But perhaps the key to understanding this example of devotion is not the contents but the container, not the gifts but the treasure box. The Magi ‘[opened] their treasure-chests’ (verse 11), and I think that is the call to us. What are our treasure chests? What are the things we treasure – which might be money, possessions, talents or a whole lot of other things? Our treasures may well not be gold, frankincense or myrrh, but there are aspects of our lives that are inordinately precious to us, and the Christian disciple lays them down before Jesus as an act of worship and commitment.

I believe that is something well worth thinking about as we make our solemn vows again this year in the traditional words of the Covenant Prayer. Our treasures may not be just money, talents or possessions. They may be people, ambitions or dreams we have had for our lives. All these we bring to the feet of Christ and say, “Here is all that is most precious to me. I offer it to you. Use it as you will.”

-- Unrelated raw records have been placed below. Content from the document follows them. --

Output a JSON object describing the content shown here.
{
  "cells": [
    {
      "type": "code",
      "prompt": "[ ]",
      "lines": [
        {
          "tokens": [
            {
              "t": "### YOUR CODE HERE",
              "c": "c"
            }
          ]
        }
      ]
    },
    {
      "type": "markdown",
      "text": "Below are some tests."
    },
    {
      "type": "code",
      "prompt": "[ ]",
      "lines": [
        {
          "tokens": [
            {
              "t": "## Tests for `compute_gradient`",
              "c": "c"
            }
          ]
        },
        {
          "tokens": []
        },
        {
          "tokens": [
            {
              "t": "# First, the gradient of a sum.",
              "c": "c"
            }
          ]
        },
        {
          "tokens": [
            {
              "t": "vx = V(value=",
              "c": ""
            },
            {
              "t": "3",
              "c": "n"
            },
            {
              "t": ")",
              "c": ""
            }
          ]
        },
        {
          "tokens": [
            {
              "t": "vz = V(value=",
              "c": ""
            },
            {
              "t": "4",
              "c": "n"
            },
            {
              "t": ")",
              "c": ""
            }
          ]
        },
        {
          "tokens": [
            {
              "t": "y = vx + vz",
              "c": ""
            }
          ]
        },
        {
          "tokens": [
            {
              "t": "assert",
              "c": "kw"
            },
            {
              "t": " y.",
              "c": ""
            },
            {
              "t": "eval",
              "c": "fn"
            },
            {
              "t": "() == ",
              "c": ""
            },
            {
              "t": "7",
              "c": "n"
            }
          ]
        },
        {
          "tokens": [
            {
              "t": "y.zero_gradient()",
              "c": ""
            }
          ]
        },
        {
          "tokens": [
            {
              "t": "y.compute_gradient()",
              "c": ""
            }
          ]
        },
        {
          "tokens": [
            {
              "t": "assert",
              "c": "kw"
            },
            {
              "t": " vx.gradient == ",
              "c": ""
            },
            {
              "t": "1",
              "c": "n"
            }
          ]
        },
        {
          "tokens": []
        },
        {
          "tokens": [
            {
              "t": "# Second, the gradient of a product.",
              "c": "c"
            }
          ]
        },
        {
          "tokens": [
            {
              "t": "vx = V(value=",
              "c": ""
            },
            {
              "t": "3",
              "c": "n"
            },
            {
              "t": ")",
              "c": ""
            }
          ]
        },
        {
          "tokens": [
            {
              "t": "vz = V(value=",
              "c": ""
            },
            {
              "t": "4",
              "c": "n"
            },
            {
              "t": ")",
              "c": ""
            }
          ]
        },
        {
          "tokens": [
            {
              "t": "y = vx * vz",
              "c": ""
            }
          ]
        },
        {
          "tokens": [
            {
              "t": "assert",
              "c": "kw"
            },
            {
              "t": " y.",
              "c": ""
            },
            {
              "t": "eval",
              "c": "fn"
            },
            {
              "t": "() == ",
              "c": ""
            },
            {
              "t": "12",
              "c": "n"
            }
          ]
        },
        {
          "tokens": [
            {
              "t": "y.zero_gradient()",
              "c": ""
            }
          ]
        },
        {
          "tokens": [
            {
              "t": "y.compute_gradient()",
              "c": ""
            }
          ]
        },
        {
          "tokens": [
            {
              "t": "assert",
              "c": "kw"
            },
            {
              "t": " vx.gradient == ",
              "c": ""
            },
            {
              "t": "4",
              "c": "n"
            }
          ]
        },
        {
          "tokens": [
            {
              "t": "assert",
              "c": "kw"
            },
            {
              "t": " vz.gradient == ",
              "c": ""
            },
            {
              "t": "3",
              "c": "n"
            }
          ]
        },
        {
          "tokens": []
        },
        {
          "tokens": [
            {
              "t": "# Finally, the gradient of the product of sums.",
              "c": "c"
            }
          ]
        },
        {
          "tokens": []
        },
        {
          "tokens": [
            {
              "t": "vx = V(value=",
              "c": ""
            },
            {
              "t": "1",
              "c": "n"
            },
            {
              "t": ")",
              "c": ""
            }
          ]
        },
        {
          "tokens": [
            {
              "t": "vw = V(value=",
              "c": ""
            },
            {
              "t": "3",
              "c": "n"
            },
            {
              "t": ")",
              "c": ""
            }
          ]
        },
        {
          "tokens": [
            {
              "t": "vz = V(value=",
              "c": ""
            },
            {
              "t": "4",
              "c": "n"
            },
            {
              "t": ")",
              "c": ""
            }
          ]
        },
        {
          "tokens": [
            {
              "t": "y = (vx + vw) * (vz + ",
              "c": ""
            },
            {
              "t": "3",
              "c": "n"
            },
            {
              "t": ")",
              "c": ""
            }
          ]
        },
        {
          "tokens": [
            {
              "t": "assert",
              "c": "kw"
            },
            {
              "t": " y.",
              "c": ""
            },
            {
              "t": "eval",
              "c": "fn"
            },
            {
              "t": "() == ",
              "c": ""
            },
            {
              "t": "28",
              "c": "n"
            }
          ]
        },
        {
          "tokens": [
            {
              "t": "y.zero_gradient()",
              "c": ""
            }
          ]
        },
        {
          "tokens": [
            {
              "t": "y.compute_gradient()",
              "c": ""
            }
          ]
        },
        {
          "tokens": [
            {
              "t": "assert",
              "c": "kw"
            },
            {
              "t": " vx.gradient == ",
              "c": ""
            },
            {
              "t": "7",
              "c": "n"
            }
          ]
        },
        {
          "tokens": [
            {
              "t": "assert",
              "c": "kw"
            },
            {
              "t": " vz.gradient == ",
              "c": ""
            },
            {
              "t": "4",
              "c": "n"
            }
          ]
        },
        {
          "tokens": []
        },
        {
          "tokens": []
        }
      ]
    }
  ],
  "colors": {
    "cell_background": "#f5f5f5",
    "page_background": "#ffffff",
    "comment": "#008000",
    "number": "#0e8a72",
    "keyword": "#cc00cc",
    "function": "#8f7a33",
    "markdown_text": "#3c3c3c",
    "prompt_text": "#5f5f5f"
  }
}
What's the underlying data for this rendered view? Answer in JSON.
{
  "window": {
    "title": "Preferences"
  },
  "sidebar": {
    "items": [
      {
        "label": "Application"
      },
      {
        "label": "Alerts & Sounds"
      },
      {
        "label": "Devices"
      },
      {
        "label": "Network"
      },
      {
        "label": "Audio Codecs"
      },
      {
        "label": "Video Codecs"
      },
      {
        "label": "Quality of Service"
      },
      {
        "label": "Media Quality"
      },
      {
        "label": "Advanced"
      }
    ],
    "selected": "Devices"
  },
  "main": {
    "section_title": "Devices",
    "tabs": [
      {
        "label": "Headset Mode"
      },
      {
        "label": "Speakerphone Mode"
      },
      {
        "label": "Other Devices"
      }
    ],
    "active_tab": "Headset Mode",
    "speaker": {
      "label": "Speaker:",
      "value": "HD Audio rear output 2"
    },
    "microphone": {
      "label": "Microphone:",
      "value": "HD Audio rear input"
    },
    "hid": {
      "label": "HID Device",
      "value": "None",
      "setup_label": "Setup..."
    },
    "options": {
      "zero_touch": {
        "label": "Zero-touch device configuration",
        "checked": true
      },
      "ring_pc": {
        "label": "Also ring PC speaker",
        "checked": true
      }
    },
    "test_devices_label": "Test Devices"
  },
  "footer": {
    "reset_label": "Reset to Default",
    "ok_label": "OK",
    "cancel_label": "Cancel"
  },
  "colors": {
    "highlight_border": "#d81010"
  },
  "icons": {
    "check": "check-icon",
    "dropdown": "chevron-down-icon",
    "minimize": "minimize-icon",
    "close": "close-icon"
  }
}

That was what made the Magi different. Herod was desperate to clutch tightly onto what he considered to be rightly his. The chief priests and scribes had great intellectual gifts, but those talents were not offered to the true King of the Jews. They were just intellectual dilettantes, not servants of God’s kingdom.

There may be ways in which our churches are mixtures of mini-Herods, priests and scribes and Magi. We have little Herods who secretly find Jesus a threat to their whole way of life. We have priests and scribes who are full of religious knowledge but empty when it comes to practical obedience. But we also have Magi, people who may not be the likely suspects but who actually are more committed to Jesus Christ than anyone else in the neighbourhood.

But in truth, each one of us may be a mixture of the three. Sometimes we are antagonistic towards what Jesus wants of us. Sometimes we are apathetic. And sometimes – thankfully – we are as passionate for Christ as the Magi were.

Let us identify these different aspects of ourselves this morning, so that we may put aside our Herod tendencies and our priestly and scribal complacency, in order that we may renew our to listen for God’s will and obey it the best way we know how; to strike out on the pilgrim way, even if that means going far from what we would call home; and to offer our treasures in devotion at the feet of Christ.

May that be the attitude of our hearts in a few minutes’ time, when we come to recite again the – truly – awesome words of the Covenant Prayer.